▶ Stored items

━━━━━━━━━━━━━━━━━━━━

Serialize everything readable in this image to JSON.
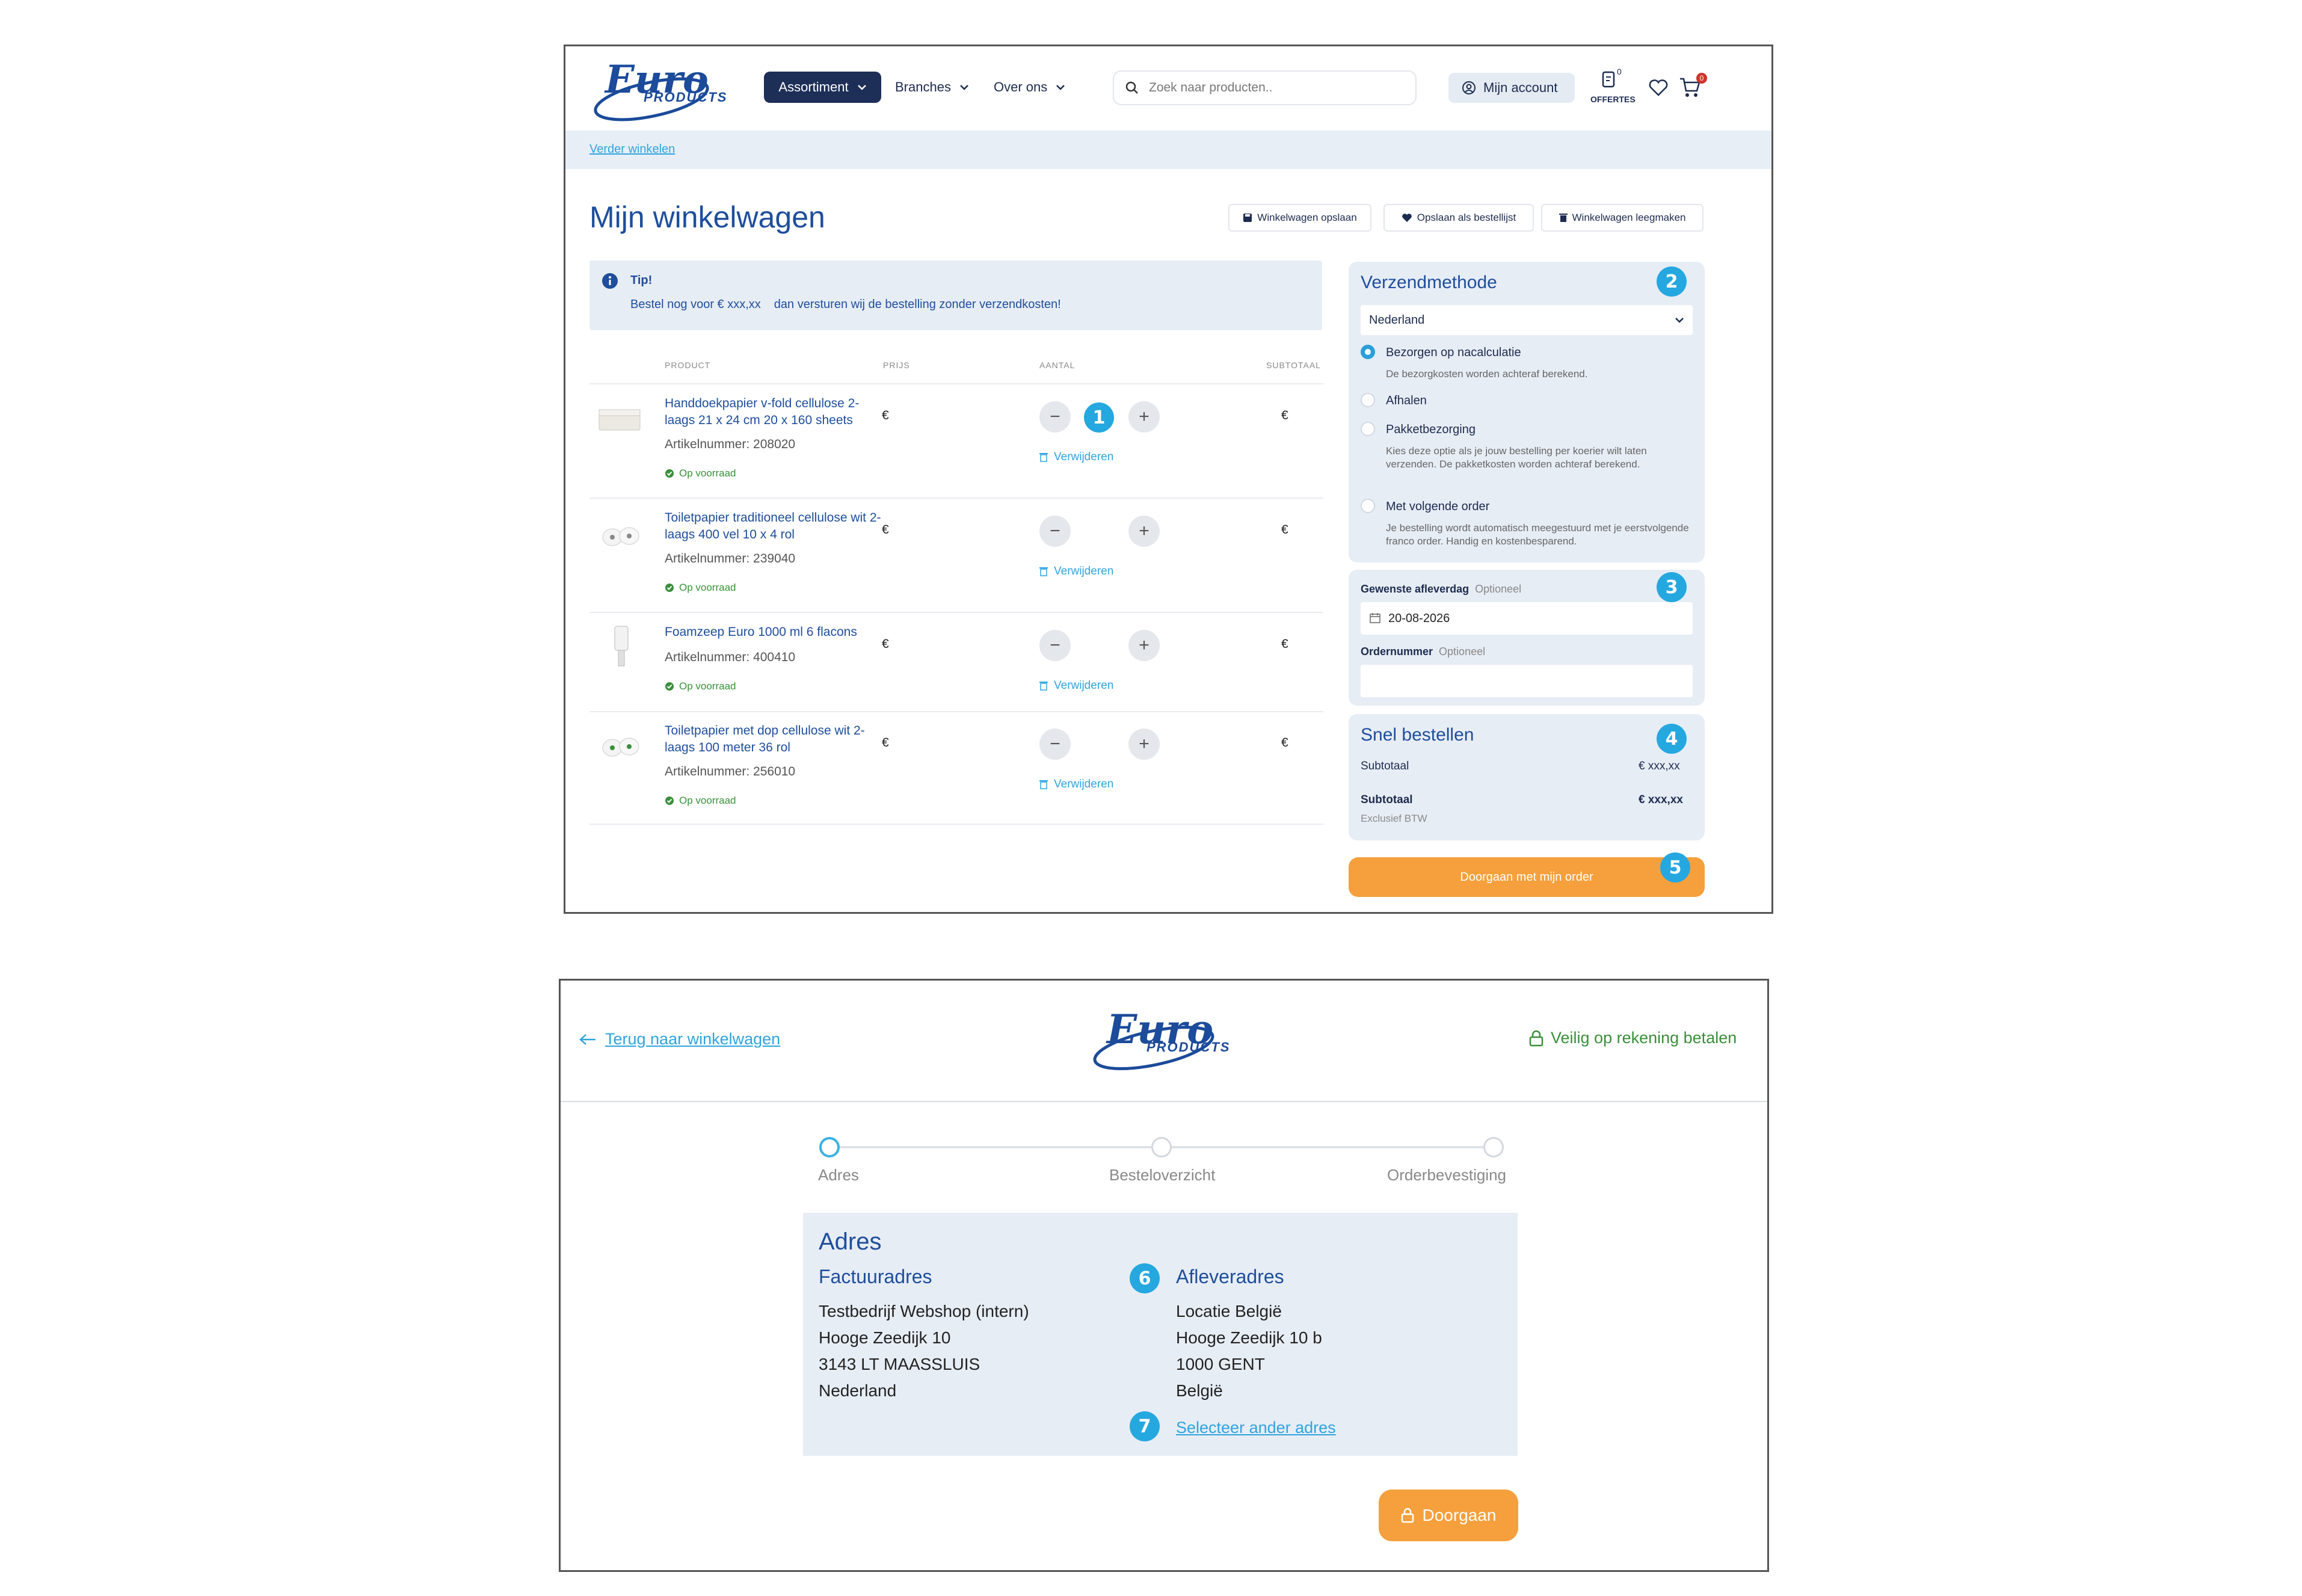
{
  "top": {
    "logo": {
      "word": "Euro",
      "sub": "PRODUCTS"
    },
    "nav": {
      "assortiment": "Assortiment",
      "branches": "Branches",
      "over_ons": "Over ons"
    },
    "search": {
      "placeholder": "Zoek naar producten.."
    },
    "account": "Mijn account",
    "offertes": {
      "label": "OFFERTES",
      "count": "0"
    },
    "cart_count": "0",
    "breadcrumb": "Verder winkelen",
    "page_title": "Mijn winkelwagen",
    "actions": {
      "save": "Winkelwagen opslaan",
      "save_list": "Opslaan als bestellijst",
      "empty": "Winkelwagen leegmaken"
    },
    "tip": {
      "title": "Tip!",
      "text_before": "Bestel nog voor € xxx,xx",
      "text_after": "dan versturen wij de bestelling zonder verzendkosten!"
    },
    "table_headers": {
      "product": "PRODUCT",
      "price": "PRIJS",
      "qty": "AANTAL",
      "subtotal": "SUBTOTAAL"
    },
    "items": [
      {
        "name": "Handdoekpapier v-fold cellulose 2-laags 21 x 24 cm 20 x 160 sheets",
        "article": "Artikelnummer: 208020",
        "stock": "Op voorraad",
        "price": "€",
        "qty": "1",
        "subtotal": "€",
        "remove": "Verwijderen"
      },
      {
        "name": "Toiletpapier traditioneel cellulose wit 2-laags 400 vel 10 x 4 rol",
        "article": "Artikelnummer: 239040",
        "stock": "Op voorraad",
        "price": "€",
        "qty": "",
        "subtotal": "€",
        "remove": "Verwijderen"
      },
      {
        "name": "Foamzeep Euro 1000 ml 6 flacons",
        "article": "Artikelnummer: 400410",
        "stock": "Op voorraad",
        "price": "€",
        "qty": "",
        "subtotal": "€",
        "remove": "Verwijderen"
      },
      {
        "name": "Toiletpapier met dop cellulose wit 2-laags 100 meter 36 rol",
        "article": "Artikelnummer: 256010",
        "stock": "Op voorraad",
        "price": "€",
        "qty": "",
        "subtotal": "€",
        "remove": "Verwijderen"
      }
    ],
    "shipping": {
      "title": "Verzendmethode",
      "country": "Nederland",
      "options": [
        {
          "title": "Bezorgen op nacalculatie",
          "desc": "De bezorgkosten worden achteraf berekend.",
          "selected": true
        },
        {
          "title": "Afhalen",
          "desc": "",
          "selected": false
        },
        {
          "title": "Pakketbezorging",
          "desc": "Kies deze optie als je jouw bestelling per koerier wilt laten verzenden. De pakketkosten worden achteraf berekend.",
          "selected": false
        },
        {
          "title": "Met volgende order",
          "desc": "Je bestelling wordt automatisch meegestuurd met je eerstvolgende franco order. Handig en kostenbesparend.",
          "selected": false
        }
      ]
    },
    "delivery": {
      "date_label": "Gewenste afleverdag",
      "optional": "Optioneel",
      "date_value": "20-08-2026",
      "order_label": "Ordernummer",
      "order_value": ""
    },
    "quick": {
      "title": "Snel bestellen",
      "subtotal_label": "Subtotaal",
      "subtotal_value": "€ xxx,xx",
      "subtotal2_label": "Subtotaal",
      "subtotal2_value": "€ xxx,xx",
      "excl": "Exclusief BTW"
    },
    "continue": "Doorgaan met mijn order",
    "badges": {
      "b1": "1",
      "b2": "2",
      "b3": "3",
      "b4": "4",
      "b5": "5"
    }
  },
  "bottom": {
    "back": "Terug naar winkelwagen",
    "secure": "Veilig op rekening betalen",
    "steps": [
      "Adres",
      "Besteloverzicht",
      "Orderbevestiging"
    ],
    "title": "Adres",
    "billing": {
      "title": "Factuuradres",
      "lines": [
        "Testbedrijf Webshop (intern)",
        "Hooge Zeedijk 10",
        "3143 LT MAASSLUIS",
        "Nederland"
      ]
    },
    "delivery": {
      "title": "Afleveradres",
      "lines": [
        "Locatie België",
        "Hooge Zeedijk 10 b",
        "1000 GENT",
        "België"
      ]
    },
    "select_other": "Selecteer ander adres",
    "continue": "Doorgaan",
    "badges": {
      "b6": "6",
      "b7": "7"
    }
  },
  "colors": {
    "navy": "#1d2e57",
    "brand_blue": "#1e4e9c",
    "accent_cyan": "#25a8e0",
    "panel_bg": "#e7edf5",
    "orange": "#f5a03c",
    "green": "#3a8f3a"
  },
  "icons": [
    "chevron-down-icon",
    "search-icon",
    "user-icon",
    "document-icon",
    "heart-icon",
    "cart-icon",
    "save-icon",
    "trash-icon",
    "info-icon",
    "calendar-icon",
    "check-circle-icon",
    "arrow-left-icon",
    "lock-icon"
  ]
}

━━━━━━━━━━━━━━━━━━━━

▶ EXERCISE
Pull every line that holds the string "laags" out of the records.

▶ ANSWER BOX
        "name": "Handdoekpapier v-fold cellulose 2-laags 21 x 24 cm 20 x 160 sheets",
        "name": "Toiletpapier traditioneel cellulose wit 2-laags 400 vel 10 x 4 rol",
        "name": "Toiletpapier met dop cellulose wit 2-laags 100 meter 36 rol",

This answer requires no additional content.